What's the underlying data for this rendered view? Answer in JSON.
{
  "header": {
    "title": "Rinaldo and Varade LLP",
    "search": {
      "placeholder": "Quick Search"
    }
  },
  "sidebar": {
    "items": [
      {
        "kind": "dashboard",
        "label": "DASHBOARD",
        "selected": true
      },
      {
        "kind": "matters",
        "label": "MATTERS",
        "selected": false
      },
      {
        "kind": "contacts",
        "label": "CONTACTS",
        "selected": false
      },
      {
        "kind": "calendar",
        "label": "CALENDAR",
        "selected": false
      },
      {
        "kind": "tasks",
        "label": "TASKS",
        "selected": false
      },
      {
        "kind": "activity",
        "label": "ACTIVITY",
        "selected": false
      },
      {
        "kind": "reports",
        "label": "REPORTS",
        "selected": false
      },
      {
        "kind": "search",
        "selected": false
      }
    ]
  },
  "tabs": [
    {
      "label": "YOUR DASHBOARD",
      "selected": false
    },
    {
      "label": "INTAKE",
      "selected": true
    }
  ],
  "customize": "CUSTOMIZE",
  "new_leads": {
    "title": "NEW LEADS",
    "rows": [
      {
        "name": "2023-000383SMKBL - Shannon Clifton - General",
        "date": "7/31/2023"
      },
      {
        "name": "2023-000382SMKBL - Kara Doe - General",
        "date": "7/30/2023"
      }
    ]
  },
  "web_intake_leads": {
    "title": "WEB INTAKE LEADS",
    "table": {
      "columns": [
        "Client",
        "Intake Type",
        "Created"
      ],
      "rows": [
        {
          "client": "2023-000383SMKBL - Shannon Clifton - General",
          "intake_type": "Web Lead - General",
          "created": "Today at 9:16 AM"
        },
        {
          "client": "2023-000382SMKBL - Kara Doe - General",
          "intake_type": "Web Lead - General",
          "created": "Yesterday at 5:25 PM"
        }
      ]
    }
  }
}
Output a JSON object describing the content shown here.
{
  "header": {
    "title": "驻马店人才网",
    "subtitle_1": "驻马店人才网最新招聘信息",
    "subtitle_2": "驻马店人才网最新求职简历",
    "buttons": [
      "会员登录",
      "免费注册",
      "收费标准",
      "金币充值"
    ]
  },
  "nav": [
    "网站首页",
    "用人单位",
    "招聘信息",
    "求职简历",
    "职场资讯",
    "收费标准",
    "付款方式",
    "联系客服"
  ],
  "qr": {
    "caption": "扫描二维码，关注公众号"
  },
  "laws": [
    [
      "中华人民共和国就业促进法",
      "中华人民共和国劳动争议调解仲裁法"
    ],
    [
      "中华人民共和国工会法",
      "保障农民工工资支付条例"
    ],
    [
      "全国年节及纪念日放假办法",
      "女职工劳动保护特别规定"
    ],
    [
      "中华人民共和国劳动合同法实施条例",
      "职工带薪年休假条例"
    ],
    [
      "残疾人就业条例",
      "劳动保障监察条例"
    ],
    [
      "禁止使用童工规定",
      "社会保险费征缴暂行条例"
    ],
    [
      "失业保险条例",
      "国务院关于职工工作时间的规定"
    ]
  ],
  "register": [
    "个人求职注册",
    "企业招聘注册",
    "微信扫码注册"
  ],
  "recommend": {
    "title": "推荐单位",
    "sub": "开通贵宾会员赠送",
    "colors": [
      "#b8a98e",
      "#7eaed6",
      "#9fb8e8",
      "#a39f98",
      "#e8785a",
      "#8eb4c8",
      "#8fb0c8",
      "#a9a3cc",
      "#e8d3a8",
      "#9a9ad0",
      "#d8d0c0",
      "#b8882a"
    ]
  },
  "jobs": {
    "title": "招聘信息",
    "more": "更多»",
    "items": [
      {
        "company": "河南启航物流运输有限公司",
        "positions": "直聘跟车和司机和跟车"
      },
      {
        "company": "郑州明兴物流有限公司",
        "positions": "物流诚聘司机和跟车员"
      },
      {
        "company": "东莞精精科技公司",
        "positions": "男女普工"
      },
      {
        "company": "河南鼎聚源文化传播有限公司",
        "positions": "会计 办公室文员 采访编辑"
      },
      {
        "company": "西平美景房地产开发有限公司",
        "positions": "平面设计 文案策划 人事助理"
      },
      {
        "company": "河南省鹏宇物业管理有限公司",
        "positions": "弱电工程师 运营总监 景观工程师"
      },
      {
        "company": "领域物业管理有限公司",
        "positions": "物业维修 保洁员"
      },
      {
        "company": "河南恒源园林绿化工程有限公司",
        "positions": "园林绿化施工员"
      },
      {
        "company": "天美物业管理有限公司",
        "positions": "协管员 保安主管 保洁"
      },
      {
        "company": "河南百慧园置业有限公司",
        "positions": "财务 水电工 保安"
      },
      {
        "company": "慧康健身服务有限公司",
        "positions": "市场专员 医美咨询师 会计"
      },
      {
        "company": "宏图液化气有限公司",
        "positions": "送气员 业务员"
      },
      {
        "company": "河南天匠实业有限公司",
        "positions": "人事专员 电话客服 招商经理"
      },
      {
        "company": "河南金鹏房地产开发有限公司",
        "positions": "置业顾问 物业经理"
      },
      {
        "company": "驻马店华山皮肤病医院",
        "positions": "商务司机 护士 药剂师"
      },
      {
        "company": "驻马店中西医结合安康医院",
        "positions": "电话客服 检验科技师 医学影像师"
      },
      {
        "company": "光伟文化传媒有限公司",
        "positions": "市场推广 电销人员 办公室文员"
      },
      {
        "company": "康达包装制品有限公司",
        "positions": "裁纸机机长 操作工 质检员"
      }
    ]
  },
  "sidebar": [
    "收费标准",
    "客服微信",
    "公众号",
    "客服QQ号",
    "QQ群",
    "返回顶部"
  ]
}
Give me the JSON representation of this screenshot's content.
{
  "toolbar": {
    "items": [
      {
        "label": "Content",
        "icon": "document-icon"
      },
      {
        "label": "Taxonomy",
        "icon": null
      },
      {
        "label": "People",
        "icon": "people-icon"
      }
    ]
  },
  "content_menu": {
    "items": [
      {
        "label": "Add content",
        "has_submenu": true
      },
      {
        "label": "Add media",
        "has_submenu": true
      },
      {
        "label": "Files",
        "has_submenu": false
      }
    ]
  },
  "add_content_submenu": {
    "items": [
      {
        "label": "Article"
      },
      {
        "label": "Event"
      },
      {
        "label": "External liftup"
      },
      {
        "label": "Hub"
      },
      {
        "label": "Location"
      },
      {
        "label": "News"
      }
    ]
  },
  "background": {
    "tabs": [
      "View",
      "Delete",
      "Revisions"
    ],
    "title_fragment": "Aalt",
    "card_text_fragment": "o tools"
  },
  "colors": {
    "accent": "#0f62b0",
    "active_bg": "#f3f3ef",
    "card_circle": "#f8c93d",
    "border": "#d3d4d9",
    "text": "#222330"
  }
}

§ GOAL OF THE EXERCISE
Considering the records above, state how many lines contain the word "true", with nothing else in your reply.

§ YOUR SOLUTION
4